Local leaders urge residents to be counted in census

Robert Houk • May 15, 2020 at 8:00 AM

It’s not too late to be counted.

That’s the message officials with the U.S. Census Bureau and community leaders want local residents who have not yet returned their census forms to know.

“Getting everyone counted is absolutely critical,” Johnson City Mayor Jenny Brock said Thursday.

Getting The Numbers

The mayor said getting an accurate population count in the 2020 Census is vital for legislative redistricting, as well as for the region receiving its fair share of federal money for schools, transportation, transit and highways.

Brock also said the census count is also useful to companies who are looking to locate to a specific region of the country.

“They want to see if an area is growing,” she said.

Jean Neal, president of the Johnson City/Washington County chapter of the NAACP, said it is particularly important for minorities to respond to the census. She said completing the census will help to give a voice to those communities.

“Some people may not realize how important this is for getting money for roads and our schools,” Neal said. ‘That’s why we’ve got to get he word out in our churches and to our communities.”

Neal said the novel coronavirus (COVID-19) pandemic may have distracted some local residents from completing their census forms.

“People are doing things a little differently these days, and it may not be on their minds,” Neal said.

Returning To The Field

Census Bureau officials told members of the U.S. House of Representatives Committee on Oversight and Reform last month that there would be a phased restart of its field operations on June 1.

COVID-19 and the resulting state and local stay-at-home orders brought a halt to much of the bureau’s field work in early March. That included the deployment of census takers in the field, who were scheduled this month to visit the homes of people who haven’t answered the census questionnaire.

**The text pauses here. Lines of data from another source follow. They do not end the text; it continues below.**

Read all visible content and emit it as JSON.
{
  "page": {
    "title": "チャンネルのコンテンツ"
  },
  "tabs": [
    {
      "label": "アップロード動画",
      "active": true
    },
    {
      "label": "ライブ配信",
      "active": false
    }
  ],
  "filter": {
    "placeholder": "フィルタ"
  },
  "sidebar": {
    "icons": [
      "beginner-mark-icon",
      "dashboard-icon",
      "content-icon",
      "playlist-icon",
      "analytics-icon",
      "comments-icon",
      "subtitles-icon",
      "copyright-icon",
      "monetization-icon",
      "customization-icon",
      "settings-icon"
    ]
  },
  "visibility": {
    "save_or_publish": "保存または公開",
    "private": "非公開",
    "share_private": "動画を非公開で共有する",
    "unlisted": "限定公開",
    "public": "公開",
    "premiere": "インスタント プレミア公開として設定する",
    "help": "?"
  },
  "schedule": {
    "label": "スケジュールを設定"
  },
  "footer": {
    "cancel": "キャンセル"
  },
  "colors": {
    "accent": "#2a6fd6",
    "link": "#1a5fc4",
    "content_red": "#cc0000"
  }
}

The pandemic has forced the Census Bureau to reset those visits for August.

The Census Bureau has also asked Congress to push change the deadlines for releasing the data that will be used by states to draw congressional and legislative districts. Data from the 2020 count will also be used to determine how many congressional seats each state gets and the distribution of more than $1 billion in federal funding.

Americans are mandated by federal law to respond to the census, which has been conducted every decade since 1790.

Current Responses

Data from the Census Bureau on Thursday showed Tennessee’s self-response rate is at 58.9%. That’s slightly lower than the national rate of 59%.

Washington County, which had a 71.9% self-response rate in the 2010 census, is at 63.1%. Johnson City’s self-response rate is recorded this week at 59.8%.

Brock said area residents can complete the census forms by mail, by phone or by going online at my2020census.gov.

The Census Bureau mailed questionnaires in mid-April to homes that had not yet responded. Officials encourage those residents to complete and mail back their forms as soon possible.

The quickest way to respond to the 2020 Census is online with a Census ID, which easily links the response to that person’s home address. This ID can be found on the letter or questionnaire the resident received from the Census Bureau.

Residents also have the option of completing the questionnaire by phone by calling 1-844-330-2020. The Census Bureau is offering a callback option to better respond to requests during periods of high call volume.



The site administrator has disabled comments for this story.